"With our nation engaged in a war, it is an extraordinary time to learn from each other. I believe we are all trying to understand and be pro-active in this war... I produced and directed THE GROUND TRUTH so we could all talk openly about what really happens in war - the fact that people kill and get killed; the thousands and thousands who are injured in combat and must now struggle to cope with their pain and new stressful living conditions long after the conflict is out of the news. I wanted to show how deep the effects of killing in combat truly are - whether in self-defense or not - and create a national dialogue about our 'consciousness of killing.' I felt it was important for us to witness the despair returning soldiers experience when their psychological needs are not recognized or provided for. I wanted us to hear their hearts and troubled minds, so hopefully we can become more involved in long-term solutions for our veterans.
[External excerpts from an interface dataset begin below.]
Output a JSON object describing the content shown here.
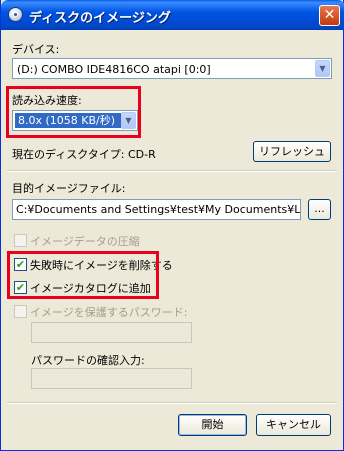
{
  "window": {
    "title": "ディスクのイメージング",
    "close_glyph": "✕"
  },
  "device": {
    "label": "デバイス:",
    "selected": "(D:) COMBO IDE4816CO atapi [0:0]"
  },
  "speed": {
    "label": "読み込み速度:",
    "selected": "8.0x (1058 KB/秒)"
  },
  "disc_type": {
    "text": "現在のディスクタイプ: CD-R"
  },
  "refresh_button": "リフレッシュ",
  "target_file": {
    "label": "目的イメージファイル:",
    "value": "C:¥Documents and Settings¥test¥My Documents¥LOGICAL",
    "browse_label": "..."
  },
  "options": {
    "compress": {
      "label": "イメージデータの圧縮",
      "checked": false,
      "enabled": false
    },
    "delete_on_fail": {
      "label": "失敗時にイメージを削除する",
      "checked": true,
      "enabled": true
    },
    "add_to_catalog": {
      "label": "イメージカタログに追加",
      "checked": true,
      "enabled": true
    },
    "protect": {
      "label": "イメージを保護するパスワード:",
      "checked": false,
      "enabled": false
    }
  },
  "confirm_password": {
    "label": "パスワードの確認入力:"
  },
  "buttons": {
    "start": "開始",
    "cancel": "キャンセル"
  },
  "check_glyph": "✔",
  "arrow_glyph": "▼",
  "colors": {
    "titlebar": "#0054e3",
    "highlight_box": "#e8001c",
    "selection": "#316ac5"
  }
}
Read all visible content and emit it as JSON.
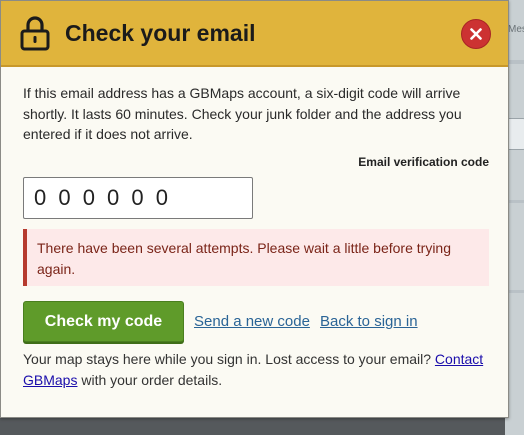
{
  "dialog": {
    "title": "Check your email",
    "close_label": "Close",
    "intro": "If this email address has a GBMaps account, a six-digit code will arrive shortly. It lasts 60 minutes. Check your junk folder and the address you entered if it does not arrive.",
    "code_field": {
      "label": "Email verification code",
      "value": "000000"
    },
    "alert": "There have been several attempts. Please wait a little before trying again.",
    "primary_button": "Check my code",
    "send_new_code_link": "Send a new code",
    "back_to_sign_in_link": "Back to sign in",
    "footer": {
      "text": "Your map stays here while you sign in. Lost access to your email?",
      "contact_link": "Contact GBMaps",
      "text_after": "with your order details."
    }
  },
  "background": {
    "map_label_fragment": "Mes"
  },
  "colors": {
    "header": "#e0b43c",
    "close": "#cc3232",
    "primary": "#5f9b2a",
    "alert_border": "#b63a2e",
    "alert_bg": "#fde9e9",
    "link": "#2a6496"
  },
  "icons": {
    "header": "lock-icon",
    "close": "close-icon"
  }
}
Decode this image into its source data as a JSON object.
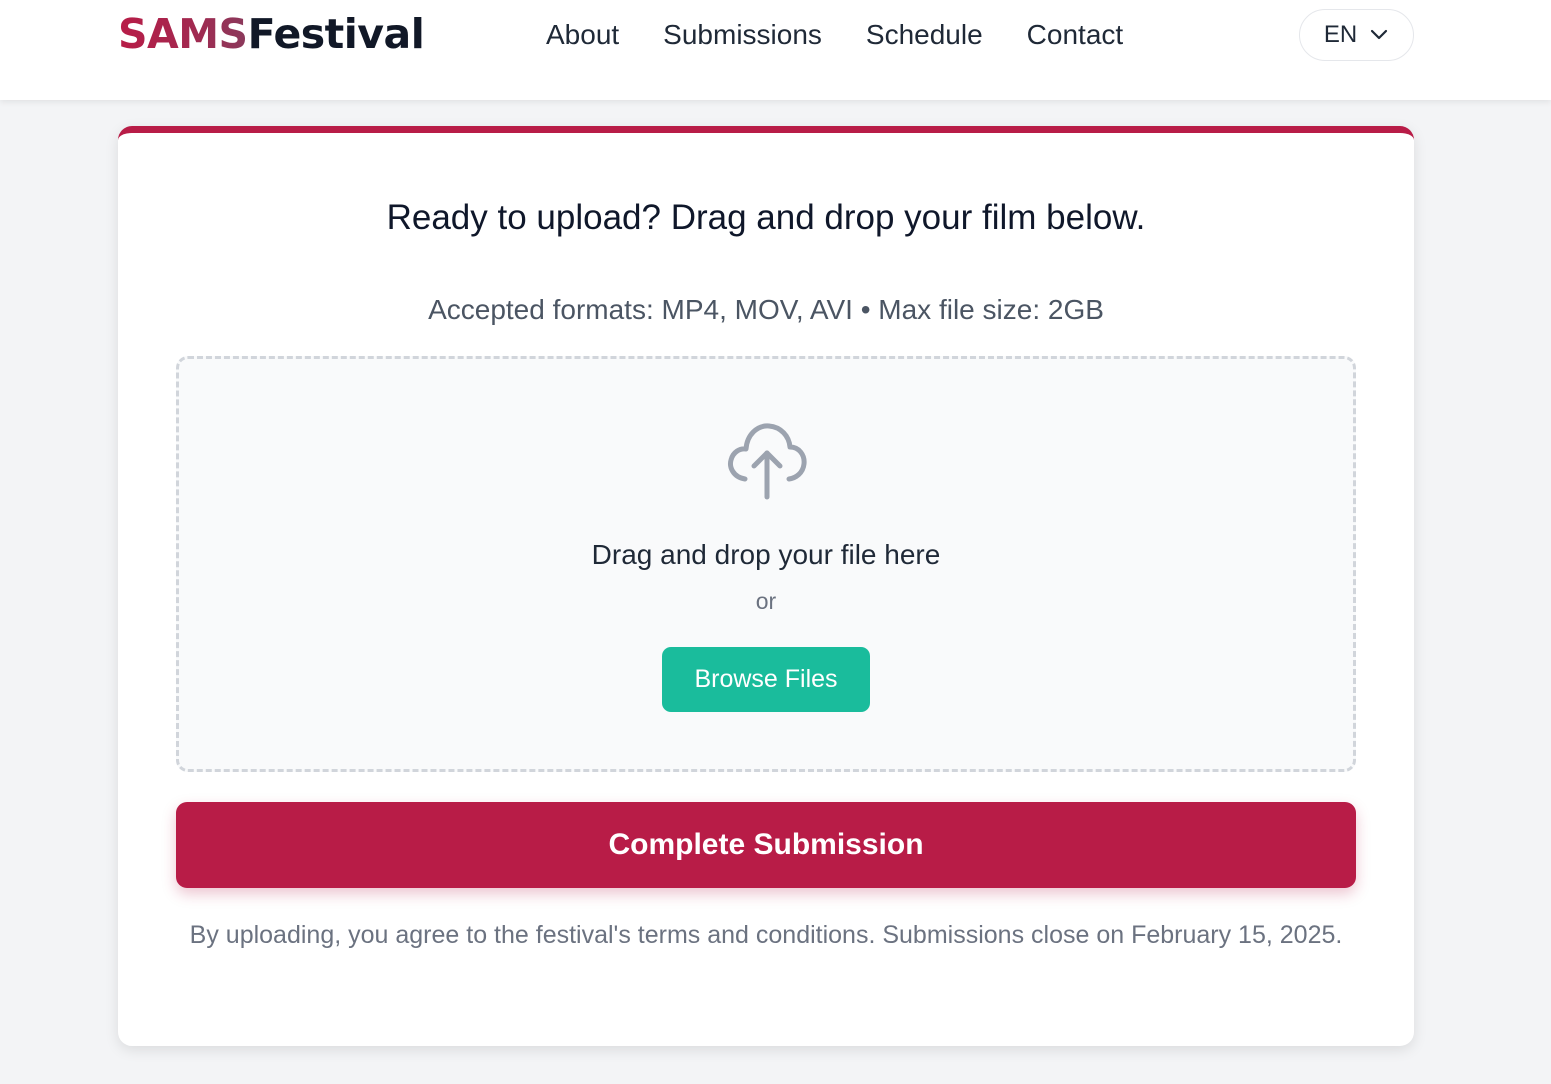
{
  "header": {
    "logo_part1": "SAMS",
    "logo_part2": "Festival",
    "nav": [
      "About",
      "Submissions",
      "Schedule",
      "Contact"
    ],
    "language": "EN",
    "language_icon": "chevron-down-icon"
  },
  "upload": {
    "title": "Ready to upload? Drag and drop your film below.",
    "formats": "Accepted formats: MP4, MOV, AVI • Max file size: 2GB",
    "icon": "cloud-upload-icon",
    "drop_text": "Drag and drop your file here",
    "or_text": "or",
    "browse_label": "Browse Files",
    "submit_label": "Complete Submission",
    "terms": "By uploading, you agree to the festival's terms and conditions. Submissions close on February 15, 2025."
  },
  "colors": {
    "brand": "#b81c47",
    "browse_button": "#1abc9c"
  }
}
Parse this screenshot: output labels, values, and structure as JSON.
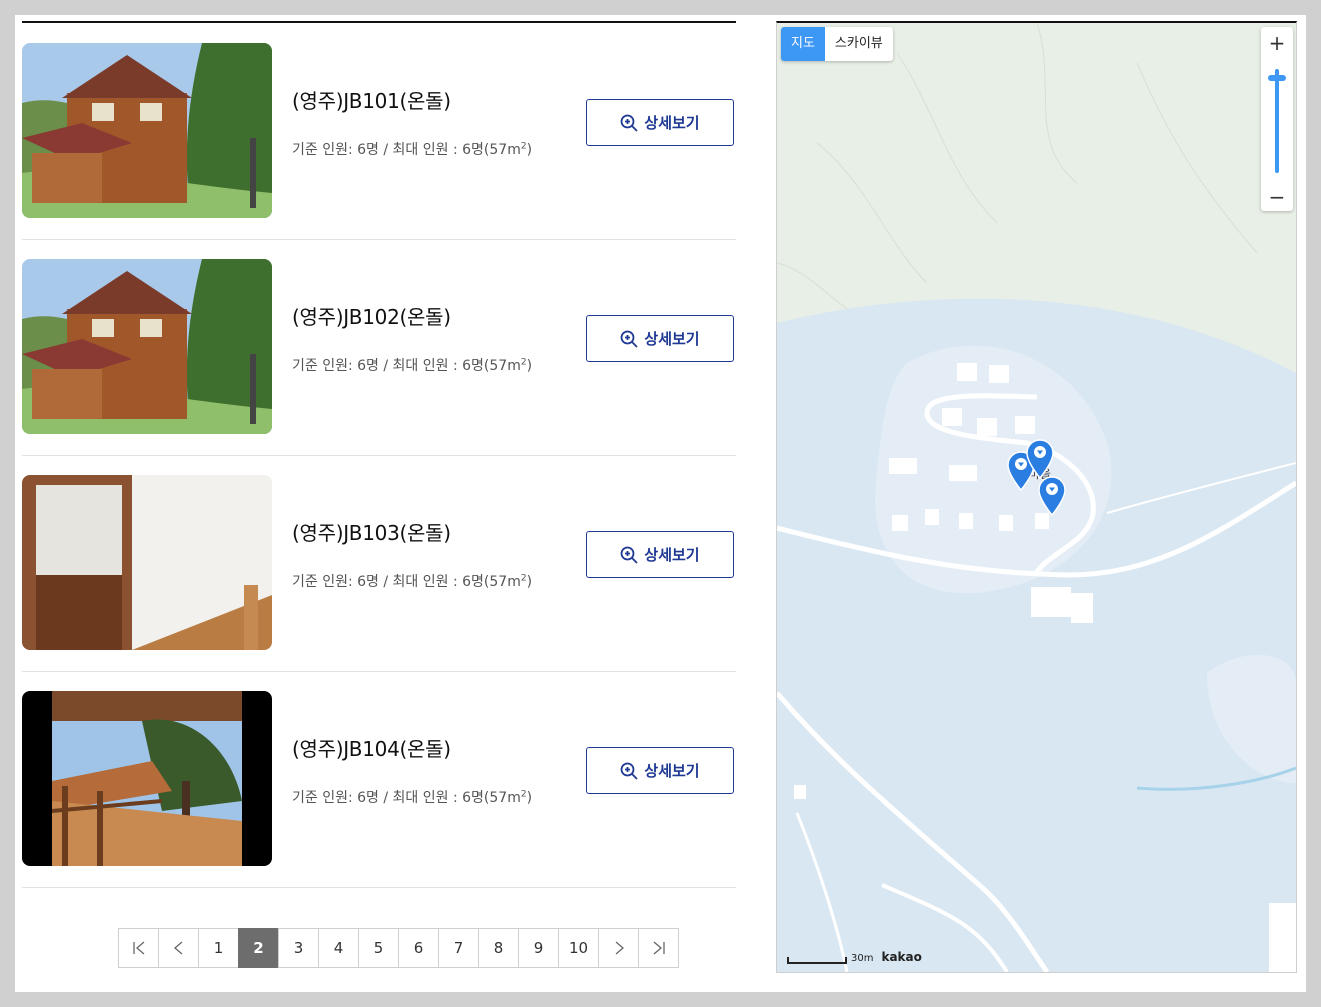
{
  "rooms": [
    {
      "name": "(영주)JB101(온돌)",
      "capacity": "기준 인원: 6명 / 최대 인원 : 6명(57m",
      "unit_sup": "2",
      "capacity_end": ")",
      "button": "상세보기",
      "photo": "house-exterior"
    },
    {
      "name": "(영주)JB102(온돌)",
      "capacity": "기준 인원: 6명 / 최대 인원 : 6명(57m",
      "unit_sup": "2",
      "capacity_end": ")",
      "button": "상세보기",
      "photo": "house-exterior"
    },
    {
      "name": "(영주)JB103(온돌)",
      "capacity": "기준 인원: 6명 / 최대 인원 : 6명(57m",
      "unit_sup": "2",
      "capacity_end": ")",
      "button": "상세보기",
      "photo": "room-interior"
    },
    {
      "name": "(영주)JB104(온돌)",
      "capacity": "기준 인원: 6명 / 최대 인원 : 6명(57m",
      "unit_sup": "2",
      "capacity_end": ")",
      "button": "상세보기",
      "photo": "balcony-view"
    }
  ],
  "pagination": {
    "pages": [
      "1",
      "2",
      "3",
      "4",
      "5",
      "6",
      "7",
      "8",
      "9",
      "10"
    ],
    "current": "2",
    "icons": {
      "first": "first-page-icon",
      "prev": "prev-page-icon",
      "next": "next-page-icon",
      "last": "last-page-icon"
    }
  },
  "map": {
    "types": [
      "지도",
      "스카이뷰"
    ],
    "active_type": "지도",
    "zoom_in": "+",
    "zoom_out": "−",
    "scale": "30m",
    "provider": "kakao",
    "place_label": "마을",
    "colors": {
      "land": "#e8efe6",
      "residential": "#d9e7f2",
      "road": "#ffffff",
      "marker": "#2a7de1",
      "water": "#a7d3ea"
    }
  }
}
These soldiers' needs have not changed since Harld Russell and 'The Best Years of Our Lives.' Sixty years later, we need to recognize not only that the U.S. is in very different war circumstances, but also that our fighting men and women face tremendous challenges back home that we can no longer ignore. And most important, through this film I hope to share with all Americans the profound wisdom these young men and women have to impart. Their healing can begin with our listening."
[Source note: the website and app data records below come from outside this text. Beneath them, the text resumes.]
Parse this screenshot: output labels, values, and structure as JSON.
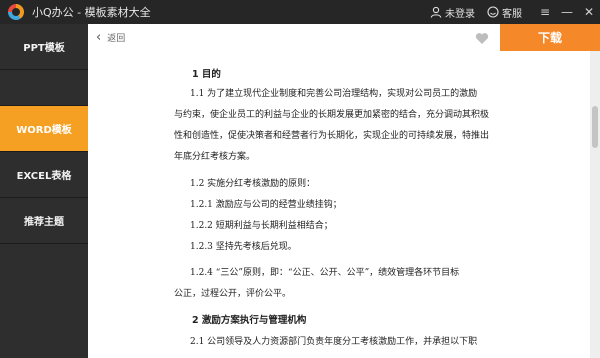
{
  "app": {
    "title": "小Q办公 - 模板素材大全",
    "login_label": "未登录",
    "service_label": "客服",
    "window_controls": {
      "menu": "≡",
      "minimize": "—",
      "close": "✕"
    }
  },
  "sidebar": {
    "items": [
      {
        "label": "PPT模板",
        "active": false
      },
      {
        "label": "WORD模板",
        "active": true
      },
      {
        "label": "EXCEL表格",
        "active": false
      },
      {
        "label": "推荐主题",
        "active": false
      }
    ]
  },
  "toolbar": {
    "back_label": "返回",
    "download_label": "下载"
  },
  "document": {
    "lines": [
      "1  目的",
      "1.1  为了建立现代企业制度和完善公司治理结构，实现对公司员工的激励",
      "与约束，使企业员工的利益与企业的长期发展更加紧密的结合，充分调动其积极",
      "性和创造性，促使决策者和经营者行为长期化，实现企业的可持续发展，特推出",
      "年底分红考核方案。",
      "1.2  实施分红考核激励的原则：",
      "1.2.1  激励应与公司的经营业绩挂钩；",
      "1.2.2  短期利益与长期利益相结合；",
      "1.2.3  坚持先考核后兑现。",
      "1.2.4  “三公”原则，即：“公正、公开、公平”，绩效管理各环节目标",
      "公正，过程公开，评价公平。",
      "2  激励方案执行与管理机构",
      "2.1  公司领导及人力资源部门负责年度分工考核激励工作，并承担以下职"
    ]
  },
  "colors": {
    "accent": "#f5a023",
    "download": "#f5892a",
    "titlebar": "#262626",
    "sidebar": "#2e2e2e"
  }
}
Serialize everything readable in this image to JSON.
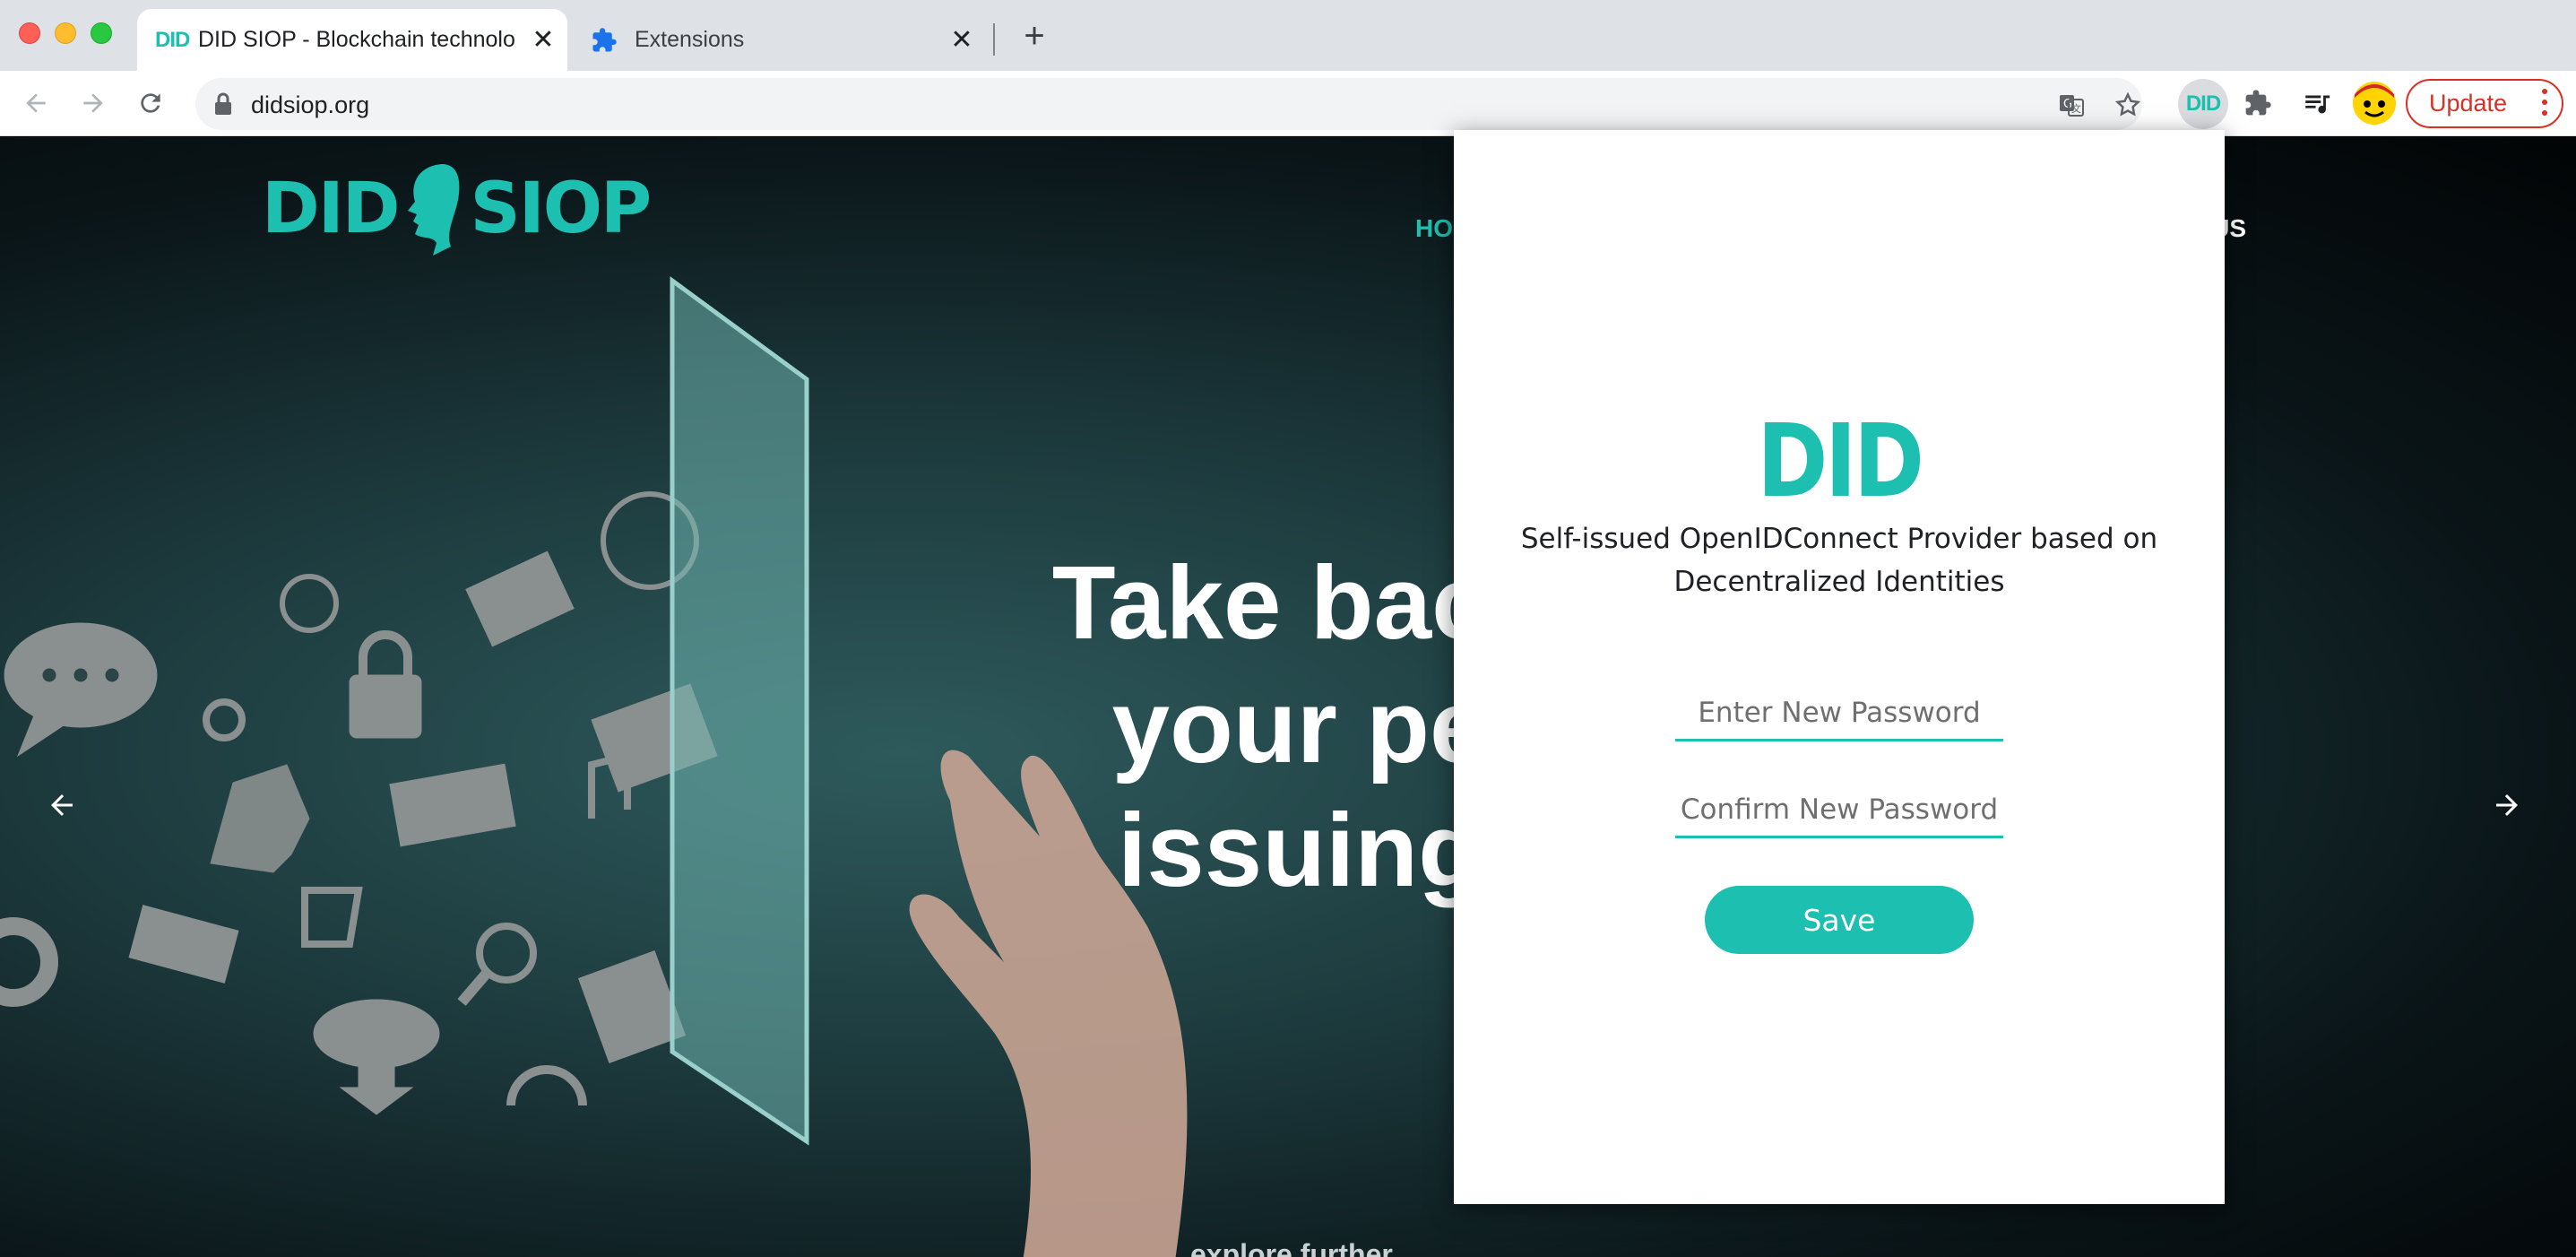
{
  "browser": {
    "tabs": [
      {
        "favicon_text": "DID",
        "title": "DID SIOP - Blockchain technolo",
        "active": true
      },
      {
        "title": "Extensions",
        "active": false
      }
    ],
    "tab_close_glyph": "✕",
    "new_tab_glyph": "+",
    "url": "didsiop.org",
    "extension_label": "DID",
    "update_label": "Update",
    "icons": [
      "back-icon",
      "forward-icon",
      "reload-icon",
      "lock-icon",
      "translate-icon",
      "star-icon",
      "puzzle-icon",
      "media-queue-icon",
      "avatar",
      "more-icon"
    ]
  },
  "site": {
    "logo_left": "DID",
    "logo_right": "SIOP",
    "nav_home": "HO",
    "nav_contact": "CT US",
    "hero_lines": [
      "Take back",
      "your pe",
      "issuing"
    ],
    "explore": "explore further"
  },
  "popup": {
    "logo": "DID",
    "description": "Self-issued OpenIDConnect Provider based on Decentralized Identities",
    "new_password_placeholder": "Enter New Password",
    "new_password_value": "",
    "confirm_password_placeholder": "Confirm New Password",
    "confirm_password_value": "",
    "save_label": "Save"
  },
  "colors": {
    "accent": "#1cbfb0",
    "update": "#d93025"
  }
}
"The Vietnam veterans, the Iraq veterans are our children. Those are our kids, and that's how we feel about them." - Stan Goff, reired U.S. Army

"There is no higher freedom that can be achieved than the freedom we achieve when we follow our conscience, and that is something you can live by and never regret." - Camilo E. Mejia, U.S. Army

"Just the other day, a guy asked me how I lost my arm. I told him lost it in the war. He said, 'What war?' I said, 'The War in Iraq.' He said, 'Is that still going on?' I said, 'Yeah dude, it's still going on.' - Robert Acosta, U.S. Army

A Review from the Committee on Militarism & the Draft, San Diego, CA... I teach courses about multicultural education at a university in Southern California. My class prepares teachers to insruct chidren from a wide variety of backgrounds, including those whose parents are in the Marines and Navy, refugees from war-torn areas, privileged groups, and immigrants. Some of their parents are between military deployments; some are disabled or deceased as a result of war. (An estimaed 1,600 U.S. children have los a parent to wars in Iraq and Afghanistan [as of fall 2006]. ) Some of eh school-aged children themselves have memories of bombing, hacking, hiding, escaping, smuggling and surviving. I do my best to prepare student teachers for the cultural variations and cognitive challenges that kindergartners through twelfth-graders bring to Southern California classrooms. Up to ow my focus has been on ethnic and cultural realities, including class, disabiliy and LGBTQ (lesbian, gay, bisexual, transgendered, questioning). After screening the film "The Groud Truth," I plan o add military culture and its impact on school-aged children and their families. The film tracks the experiences of men and women who joined the military for a variety of reasons. including patriotism, tradition, "to be a man," healthcare benefits and/or lack of other employment or education opportunities. The film follows them through induction, basic training, deployment, injury, discharge and veteran status. The bait-and-switch tactics of military recruiters are emphasized. One individuyal in the film commented, "They don't tell you the consequences," citing the example of "seeing your friends killed." While the recruiters emphasize the career opportunities of the military, one recruiter says, "The purpose [of the training] is to kill. The purpose is o take life." Another states that the military creates "a sustained state of mind to take a life when you are no enraged as a conditioned response." A key part of the training is the de-humanization of "the enemy" through songs and marching cadences that include characterizations such as "ragheads" and "hajiis." I met a veteran at the university once who as having a difficult time readjusting to civilian life from the kind of hyper-vigilance that is necessary for survival in a war with no front line and where the enemy is anyone.